The novel is not action packed, and in fact is rather depressing, but I kept turning pages. I didn’t like the pastor’s wife, Ruby Pollard, due to her nasty streak which I felt predated her terminal cancer. Her dishonesty in her marriage also turned me off. However, I agreed with her. I would’ve liked her husband Tom to work up a bit of gumption now and then. It became awfully painful watching him fail. And yet, as I turned the pages, I began to care about them a great deal. I also found myself chuckling from time-to-time, as they could be quite pithy. It was apparent they loved each other deeply and were doing absolutely the best they could.
If the most interesting character is Jesse, the self-absorbed atheist/nominal Catholic editor of the town’s small newspaper, the one I liked the best is Will, the half-breed Christian whose new found faith in Christ has angered his native father and his tribe. After Will is kidnapped, I wanted to slap Pastor Tom for having been so listless and apathetic when Will repeatedly tried to tell the man of the cloth of this coming danger. At one point in the story, Jesse says to Tom, “With Christians like you in the lead, it’s a wonder anyone ever joins your flock.” I have to agree.

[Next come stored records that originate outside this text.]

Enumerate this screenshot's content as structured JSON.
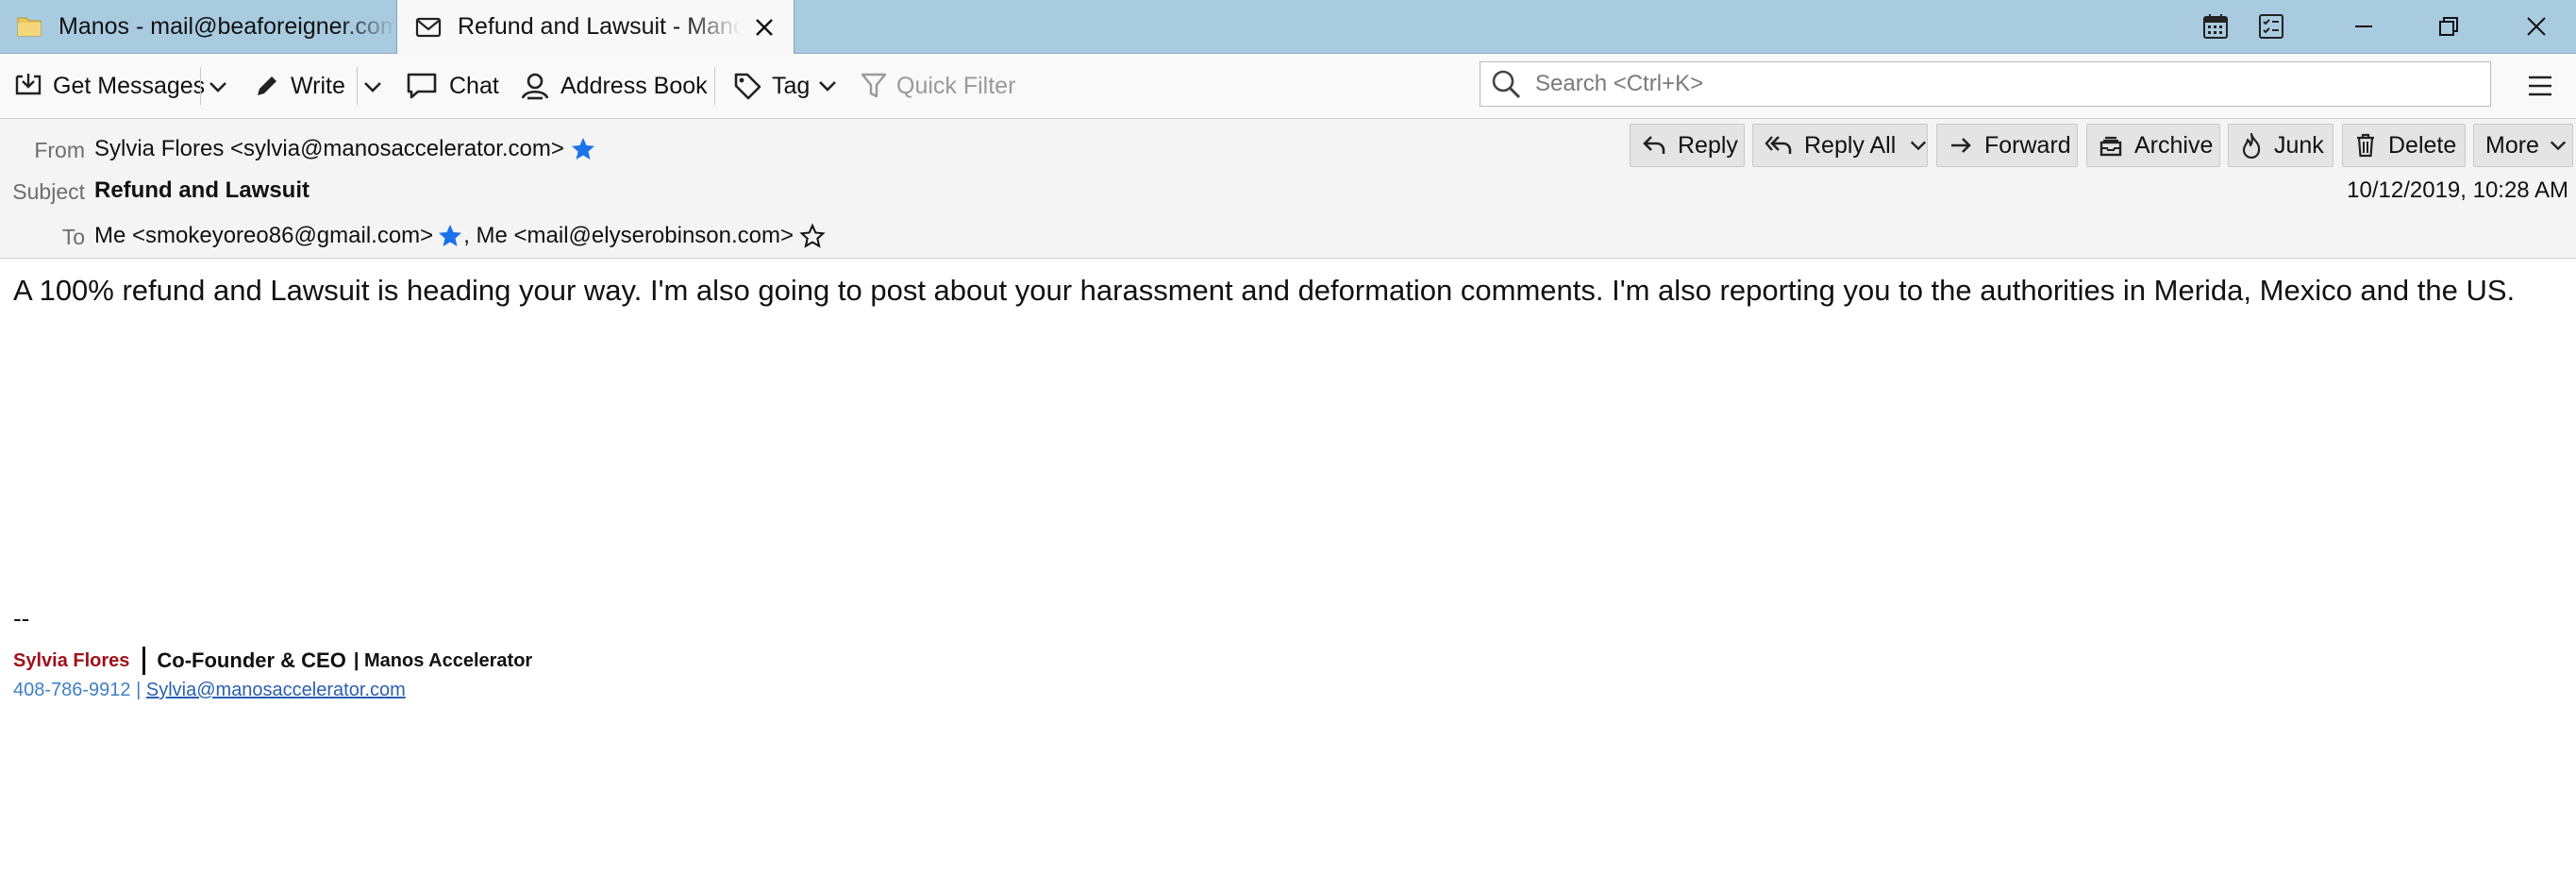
{
  "tabs": [
    {
      "label": "Manos - mail@beaforeigner.com",
      "icon": "folder-icon"
    },
    {
      "label": "Refund and Lawsuit - Manos",
      "icon": "envelope-icon"
    }
  ],
  "toolbar": {
    "get_messages": "Get Messages",
    "write": "Write",
    "chat": "Chat",
    "address_book": "Address Book",
    "tag": "Tag",
    "quick_filter": "Quick Filter",
    "search_placeholder": "Search <Ctrl+K>"
  },
  "header": {
    "from_label": "From",
    "from_value": "Sylvia Flores <sylvia@manosaccelerator.com>",
    "subject_label": "Subject",
    "subject_value": "Refund and Lawsuit",
    "to_label": "To",
    "to_1": "Me <smokeyoreo86@gmail.com>",
    "to_sep": ", Me <mail@elyserobinson.com>",
    "date": "10/12/2019, 10:28 AM",
    "actions": {
      "reply": "Reply",
      "reply_all": "Reply All",
      "forward": "Forward",
      "archive": "Archive",
      "junk": "Junk",
      "delete": "Delete",
      "more": "More"
    }
  },
  "body": {
    "text": "A 100% refund and Lawsuit is heading your way. I'm also going to post about your harassment and deformation comments. I'm also reporting you to the authorities in Merida, Mexico and the US."
  },
  "signature": {
    "dash": "--",
    "name": "Sylvia Flores",
    "title": "Co-Founder & CEO",
    "company": "| Manos Accelerator",
    "phone": "408-786-9912 |",
    "email": "Sylvia@manosaccelerator.com"
  },
  "colors": {
    "tabbar_bg": "#a9cbe0",
    "star_blue": "#1a73e8",
    "sig_name_red": "#a0101a",
    "link_blue": "#2a5fb0"
  }
}
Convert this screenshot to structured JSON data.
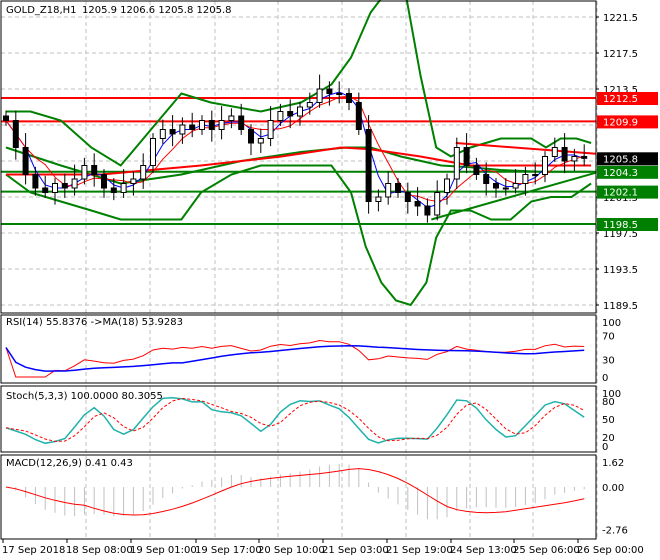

At another juncture, worldly and jaded Jesse says he’s happy Tom and Ruby don’t hide behind the typical self-righteous Christian façade. He’s thrilled to find they’re as messed up as the rest of us. I do think this is very important to many nonbelievers, especially intellectual nonbelievers whose razor sharp minds have not saved them from the mess, pain, and dysfunction of life. I would highly recommend this novel to them.
My feeling is this is the “every church” story . . . and my meaning is akin to what is meant by the “every man” story. I’m sure there’s more of Tom Pollard and his wife Ruby at the helm in churches all over the globe than most Christians would like to admit. After all, church leaders are only people, calling notwithstanding, and people all have feet of clay. Church politics in churches in every mountain and glen resemble the unkindness and backstabbing in this novel, of this I’m sure. It is obvious the author is a pastor.